Exercise data -
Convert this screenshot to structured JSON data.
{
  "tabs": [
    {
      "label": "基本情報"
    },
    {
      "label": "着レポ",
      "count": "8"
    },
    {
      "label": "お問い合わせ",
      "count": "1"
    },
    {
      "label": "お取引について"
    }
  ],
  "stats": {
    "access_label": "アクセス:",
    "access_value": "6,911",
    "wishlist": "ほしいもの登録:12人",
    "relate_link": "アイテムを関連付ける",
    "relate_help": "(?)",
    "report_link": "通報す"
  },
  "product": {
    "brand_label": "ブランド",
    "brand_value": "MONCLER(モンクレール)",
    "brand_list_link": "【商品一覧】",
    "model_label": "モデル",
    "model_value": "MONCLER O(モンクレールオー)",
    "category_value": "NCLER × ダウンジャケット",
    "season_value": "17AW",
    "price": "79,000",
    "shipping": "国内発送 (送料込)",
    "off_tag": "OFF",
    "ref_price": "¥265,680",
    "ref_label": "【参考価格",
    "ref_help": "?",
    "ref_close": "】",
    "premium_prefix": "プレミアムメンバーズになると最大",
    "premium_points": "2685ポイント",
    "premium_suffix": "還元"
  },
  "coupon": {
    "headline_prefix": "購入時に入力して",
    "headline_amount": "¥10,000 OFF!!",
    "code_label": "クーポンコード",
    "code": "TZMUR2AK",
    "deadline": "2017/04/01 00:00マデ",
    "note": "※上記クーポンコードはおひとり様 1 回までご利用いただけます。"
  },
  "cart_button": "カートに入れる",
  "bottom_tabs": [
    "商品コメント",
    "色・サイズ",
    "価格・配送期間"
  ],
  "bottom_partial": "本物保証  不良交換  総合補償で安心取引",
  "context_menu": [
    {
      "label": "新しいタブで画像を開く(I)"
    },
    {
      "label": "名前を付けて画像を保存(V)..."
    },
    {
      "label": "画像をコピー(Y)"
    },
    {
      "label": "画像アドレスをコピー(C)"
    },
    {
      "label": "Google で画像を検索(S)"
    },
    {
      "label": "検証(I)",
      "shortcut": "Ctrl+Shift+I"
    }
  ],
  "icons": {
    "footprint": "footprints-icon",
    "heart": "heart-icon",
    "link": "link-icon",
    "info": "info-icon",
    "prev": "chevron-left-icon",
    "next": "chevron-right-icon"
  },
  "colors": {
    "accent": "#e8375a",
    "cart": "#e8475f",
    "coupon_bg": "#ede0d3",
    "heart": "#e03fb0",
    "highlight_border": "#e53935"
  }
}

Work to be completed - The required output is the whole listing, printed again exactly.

Solution for this task -
Convert this screenshot to structured JSON data.
{
  "tabs": [
    {
      "label": "基本情報"
    },
    {
      "label": "着レポ",
      "count": "8"
    },
    {
      "label": "お問い合わせ",
      "count": "1"
    },
    {
      "label": "お取引について"
    }
  ],
  "stats": {
    "access_label": "アクセス:",
    "access_value": "6,911",
    "wishlist": "ほしいもの登録:12人",
    "relate_link": "アイテムを関連付ける",
    "relate_help": "(?)",
    "report_link": "通報す"
  },
  "product": {
    "brand_label": "ブランド",
    "brand_value": "MONCLER(モンクレール)",
    "brand_list_link": "【商品一覧】",
    "model_label": "モデル",
    "model_value": "MONCLER O(モンクレールオー)",
    "category_value": "NCLER × ダウンジャケット",
    "season_value": "17AW",
    "price": "79,000",
    "shipping": "国内発送 (送料込)",
    "off_tag": "OFF",
    "ref_price": "¥265,680",
    "ref_label": "【参考価格",
    "ref_help": "?",
    "ref_close": "】",
    "premium_prefix": "プレミアムメンバーズになると最大",
    "premium_points": "2685ポイント",
    "premium_suffix": "還元"
  },
  "coupon": {
    "headline_prefix": "購入時に入力して",
    "headline_amount": "¥10,000 OFF!!",
    "code_label": "クーポンコード",
    "code": "TZMUR2AK",
    "deadline": "2017/04/01 00:00マデ",
    "note": "※上記クーポンコードはおひとり様 1 回までご利用いただけます。"
  },
  "cart_button": "カートに入れる",
  "bottom_tabs": [
    "商品コメント",
    "色・サイズ",
    "価格・配送期間"
  ],
  "bottom_partial": "本物保証  不良交換  総合補償で安心取引",
  "context_menu": [
    {
      "label": "新しいタブで画像を開く(I)"
    },
    {
      "label": "名前を付けて画像を保存(V)..."
    },
    {
      "label": "画像をコピー(Y)"
    },
    {
      "label": "画像アドレスをコピー(C)"
    },
    {
      "label": "Google で画像を検索(S)"
    },
    {
      "label": "検証(I)",
      "shortcut": "Ctrl+Shift+I"
    }
  ],
  "icons": {
    "footprint": "footprints-icon",
    "heart": "heart-icon",
    "link": "link-icon",
    "info": "info-icon",
    "prev": "chevron-left-icon",
    "next": "chevron-right-icon"
  },
  "colors": {
    "accent": "#e8375a",
    "cart": "#e8475f",
    "coupon_bg": "#ede0d3",
    "heart": "#e03fb0",
    "highlight_border": "#e53935"
  }
}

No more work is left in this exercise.